It has been argued that similar to addictive behaviors, problematic Social Network sites use (PSNSU) is characterized by sensitized reward processing and cue-reactivity. However, no study to our knowledge has yet investigated cue-reactivity in PSNSU. The present study aims at investigating cue-reactivity to Social Network sites (i.e., Facebook)-related visual cues in individuals identified as problematic vs. non-problematic Facebook users by the Problematic Facebook Use Scale.
The Event-Related Potentials (ERPs) were recorded during the passive viewing of Facebook-related, pleasant, unpleasant, and neutral pictures in 27 problematic and 26 non-problematic users. Moreover, craving for Facebook usage was collected using a Likert scale.
Despite problematic users were more likely to endorse higher craving than non-problematic ones, Facebook-related cues elicited larger ERP positivity (400–600 ms) than neutral, and comparable to unpleasant stimuli, in all Facebook users. Only in problematic users we found larger positivity (600–800 ms) to pleasant than unpleasant cues and higher craving to be related with lower later positivity (800–1,000 ms) to pleasant and unpleasant cues.

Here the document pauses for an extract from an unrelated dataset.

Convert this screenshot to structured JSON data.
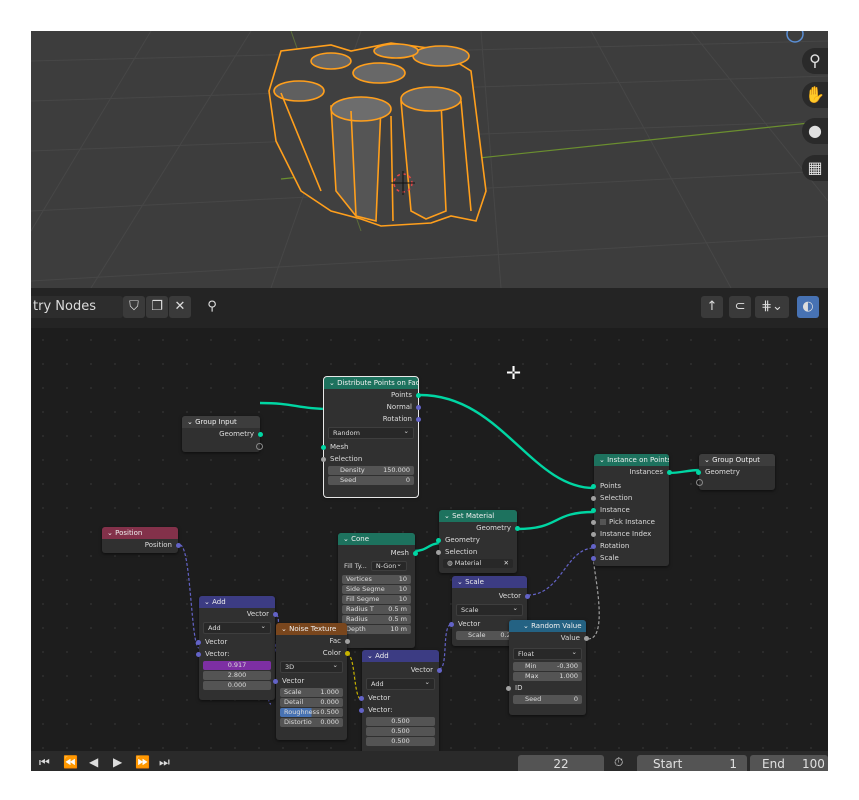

Regardless of whether Facebook usage is problematic or non-problematic, Facebook-related cues seem to be motivationally relevant stimuli that capture attentional resources in the earlier stages of “motivated” attentional allocation. Moreover, our results support the view that in higher-craving problematic users, reduced abilities to experience emotions would be the result of defective emotion regulation processes that allow craving states to capture more motivational/attentional resources at the expense of other emotional states.